Generic filters
Exact matches only
Christmas at Kew

Christmas at Kew

I’d had a dreadful journey, involving signal failures, cancelled trains and torturously slow buses, so by the time I arrived at Kew Gardens I wasn’t really feeling the Christmas spirit. It was cold and dark; why on earth had I thought it a good idea to plan an outside activity?

Yet I couldn’t fail to be cheered by the festivities at London’s Royal Botanic Gardens; my mood lifted as I approached the entrance to the trail, flanked by two serene white Christmas trees, with carols playing softly in the background, and the fragrant smell of mulled wine in the air. With fire gardens, a choir of Christmas trees, glow in the dark installations and seemingly endless pathways of lanterns and baubles, there was plenty to distract me.


The mile-long trail takes in many of Kew’s natural wonders, but, as it is an exclusively nocturnal affair – entrance is from 5pm – these are mostly lost on you. In truth you can barely see right in front of you; this is one festive event where having a mobile phone to guide you is actually required.

What captures your intention instead is light; trees artfully showcased as if they were starlets taking to the stage, foliage dusted with sparkling trinkets so that everything around shimmers and shines. Lights placed strategically so it looks as if the trees are dancing; their branches twirling and pirouetting. Tunnels of radiance in festive greens, deep reds and bright blues, a true feast for the eyes.

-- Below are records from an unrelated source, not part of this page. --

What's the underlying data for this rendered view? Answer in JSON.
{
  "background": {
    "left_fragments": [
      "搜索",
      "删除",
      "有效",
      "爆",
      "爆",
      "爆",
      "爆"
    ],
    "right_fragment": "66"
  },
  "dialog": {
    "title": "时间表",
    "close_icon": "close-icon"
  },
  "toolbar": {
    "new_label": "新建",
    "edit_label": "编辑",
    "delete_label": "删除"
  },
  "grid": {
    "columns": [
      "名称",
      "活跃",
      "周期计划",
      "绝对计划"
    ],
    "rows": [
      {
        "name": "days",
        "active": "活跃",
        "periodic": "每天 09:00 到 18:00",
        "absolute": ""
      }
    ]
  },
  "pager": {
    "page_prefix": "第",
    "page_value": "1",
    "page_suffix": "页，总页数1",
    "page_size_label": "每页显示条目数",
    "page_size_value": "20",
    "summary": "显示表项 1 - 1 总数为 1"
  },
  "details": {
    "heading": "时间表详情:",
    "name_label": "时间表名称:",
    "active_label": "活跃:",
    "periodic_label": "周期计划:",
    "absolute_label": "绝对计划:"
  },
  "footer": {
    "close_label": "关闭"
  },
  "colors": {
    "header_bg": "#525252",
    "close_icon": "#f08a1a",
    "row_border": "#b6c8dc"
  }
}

More than 60,000 lights in total.

The crowning glory of the trail, which has been produced by Raymond Gubbay and created by Culture Creative Ltd and is the longest one yet produced by Kew for Christmas, is the eight artworks or installations developed specifically for it. In particular, the Five Gold Rings from The Twelve Days of Christmas display is breath-taking: giant holly leaves and birds nestling together (partridges, French hens and turtle doves, one assumes) bordered by wreaths of flaming torches and with rousing music in the background making the whole scene that bit more dramatic.

‘Noctifloor’ © Pitaya

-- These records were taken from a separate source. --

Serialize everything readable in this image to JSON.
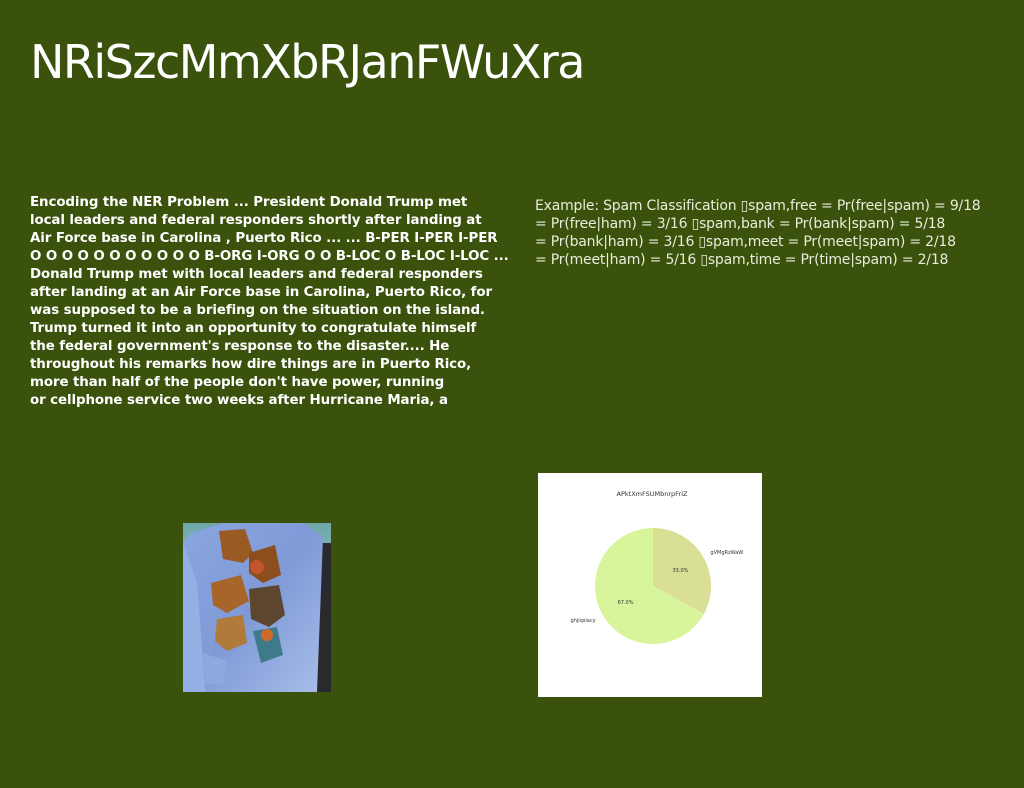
{
  "page": {
    "title": "NRiSzcMmXbRJanFWuXra",
    "background_color": "#3a520b"
  },
  "left_text": {
    "lines": [
      "Encoding the NER Problem ... President Donald Trump met",
      "local leaders and federal responders shortly after landing at",
      "Air Force base in Carolina , Puerto Rico ... ... B-PER I-PER I-PER",
      "O O O O O O O O O O O B-ORG I-ORG O O B-LOC O B-LOC I-LOC ...",
      "Donald Trump met with local leaders and federal responders",
      "after landing at an Air Force base in Carolina, Puerto Rico, for",
      "was supposed to be a briefing on the situation on the island.",
      "Trump turned it into an opportunity to congratulate himself",
      "the federal government's response to the disaster.... He",
      "throughout his remarks how dire things are in Puerto Rico,",
      "more than half of the people don't have power, running",
      "or cellphone service two weeks after Hurricane Maria, a"
    ]
  },
  "right_text": {
    "lines": [
      "Example: Spam Classification ▯spam,free = Pr(free|spam) = 9/18",
      "= Pr(free|ham) = 3/16 ▯spam,bank = Pr(bank|spam) = 5/18",
      "= Pr(bank|ham) = 3/16 ▯spam,meet = Pr(meet|spam) = 2/18",
      "= Pr(meet|ham) = 5/16 ▯spam,time = Pr(time|spam) = 2/18"
    ]
  },
  "photo": {
    "description_icon": "shirt-photo"
  },
  "chart_data": {
    "type": "pie",
    "title": "APktXmFSUMbnrpFrIZ",
    "labels": [
      "gVMgRzWaW",
      "ghjiqslacy"
    ],
    "values": [
      33.0,
      67.0
    ],
    "value_labels": [
      "33.0%",
      "67.0%"
    ],
    "colors": [
      "#d9e096",
      "#d8f59b"
    ]
  }
}
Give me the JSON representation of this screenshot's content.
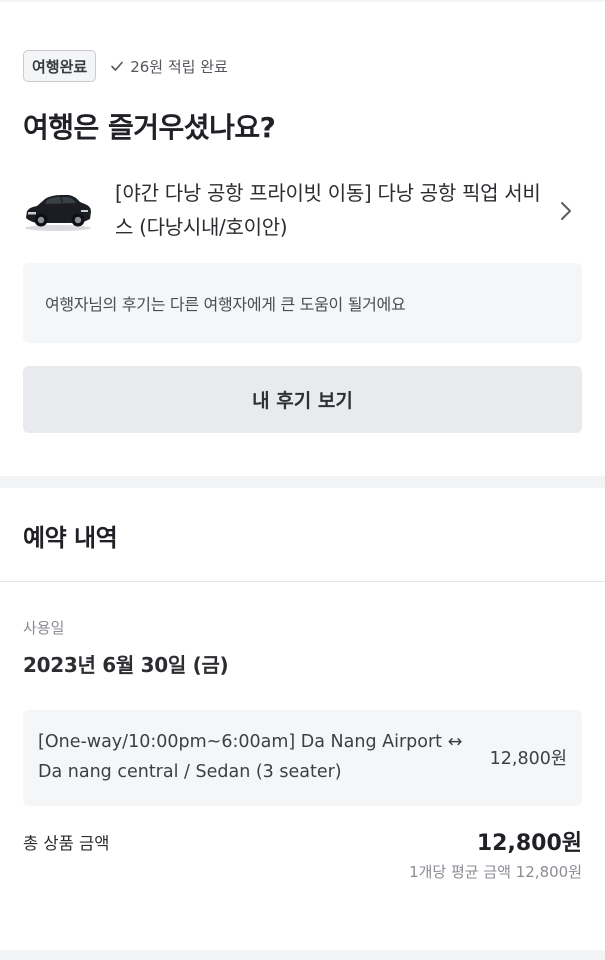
{
  "status": {
    "badge": "여행완료",
    "reward": "26원 적립 완료",
    "check_icon": "check-icon"
  },
  "heading": "여행은 즐거우셨나요?",
  "product": {
    "name": "[야간 다낭 공항 프라이빗 이동] 다낭 공항 픽업 서비스 (다낭시내/호이안)",
    "image": "black-sedan-car",
    "arrow_icon": "chevron-right-icon"
  },
  "review_hint": "여행자님의 후기는 다른 여행자에게 큰 도움이 될거에요",
  "review_button": "내 후기 보기",
  "reservation": {
    "title": "예약 내역",
    "usage_label": "사용일",
    "usage_date": "2023년 6월 30일 (금)",
    "item": {
      "description": "[One-way/10:00pm~6:00am] Da Nang Airport ↔ Da nang central / Sedan (3 seater)",
      "price": "12,800원"
    },
    "total_label": "총 상품 금액",
    "total_price": "12,800원",
    "average": "1개당 평균 금액 12,800원"
  },
  "colors": {
    "background": "#f2f3f5",
    "card": "#ffffff",
    "button": "#e9eaed"
  }
}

At times, the trail has the feel of being like something out of Alice in Wonderland or Fantasia; the bursts of colour and sculptures along the way all have a surreal quality about them. Take for example the display involving 1,700 flowers, morphing from one colour, or another produced by creative studio Pitaya, where crystal buds peer out as if they are considering whether it is spring yet.

At one point you approach a blaze of amber, making it appear like you are in the midst of some kind of forest fire. Kew’s flagship Hive is a giant ball of sparkling light, astonishing to behold. An oak tree is adorned with a display that gives the suggestion of a firework being trapped in its branches, thanks to a series of neon diamonds nestling in the leaves. It’s quite arresting; out of context it might appear garish, but somehow on the trail it works.

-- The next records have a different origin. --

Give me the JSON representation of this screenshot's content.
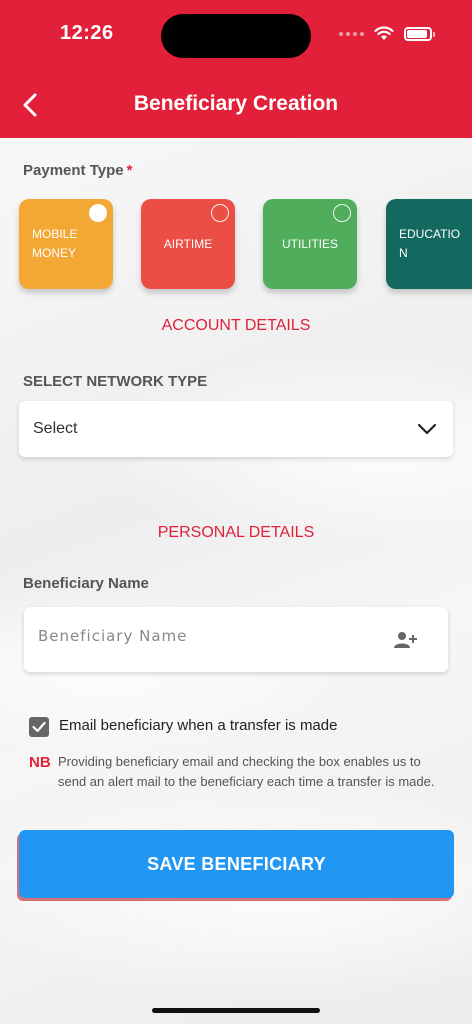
{
  "status_bar": {
    "time": "12:26"
  },
  "header": {
    "title": "Beneficiary Creation"
  },
  "payment_type": {
    "label": "Payment Type",
    "required_mark": "*",
    "options": [
      {
        "line1": "MOBILE",
        "line2": "MONEY",
        "selected": true,
        "color": "#f3a735"
      },
      {
        "label": "AIRTIME",
        "selected": false,
        "color": "#ea4e44"
      },
      {
        "label": "UTILITIES",
        "selected": false,
        "color": "#4fad5b"
      },
      {
        "line1": "EDUCATIO",
        "line2": "N",
        "selected": false,
        "color": "#13695f"
      }
    ]
  },
  "account_details": {
    "heading": "ACCOUNT DETAILS",
    "network_label": "SELECT NETWORK TYPE",
    "network_value": "Select"
  },
  "personal_details": {
    "heading": "PERSONAL DETAILS",
    "name_label": "Beneficiary Name",
    "name_placeholder": "Beneficiary Name"
  },
  "email_option": {
    "checked": true,
    "label": "Email beneficiary when a transfer is made",
    "nb_tag": "NB",
    "nb_text": "Providing beneficiary email and checking the box enables us to send an alert mail to the beneficiary each time a transfer is made."
  },
  "save_button": {
    "label": "SAVE BENEFICIARY",
    "color": "#2196f3"
  },
  "theme": {
    "accent": "#e2203a"
  }
}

It’s a simple concept – to decorate Kew’s grand trees as if they were household firs dressed with tinsel – and yet it works. At one point I found myself feeling sorry for the trees without any decoration. Not that there are many; Christmas at Kew is a riot of colour and even as the trail hurries you along, you’ll want to stop and take it all in.

It’s not an exhibition you’ll necessarily remember the specifics of; what you come away with is a sense of magic, of how marvellous colour, light and music can be when at one. But if one thing sticks in your mind, it will be the dazzling finale over the water, where Palm House and its surrounds are illuminated with lasers and lights to extraordinary effect.


It’s not all perfect. I could’ve done without the grating voiceover, and the overly jaunty performer at the ‘Kew Christmas jukebox’ was rather cloying, although that and ‘Santa’s Northpole Village’ will help keep children entertained. And though it’s welcome to be able to purchase roasted chestnuts or marshmallows, the frequency of food stops along the 45 minute trail also seemed a bit excessive.

But I’m being a Grinch. This is a delightful evening out for all the family; prepare to be astonished and simply soothed. But perhaps don’t travel there by public transport!

Christmas at Kew runs until 2 January, with timed entries between 5pm – 8.15pm (Adults £18 or £16 off-peak, Children £10)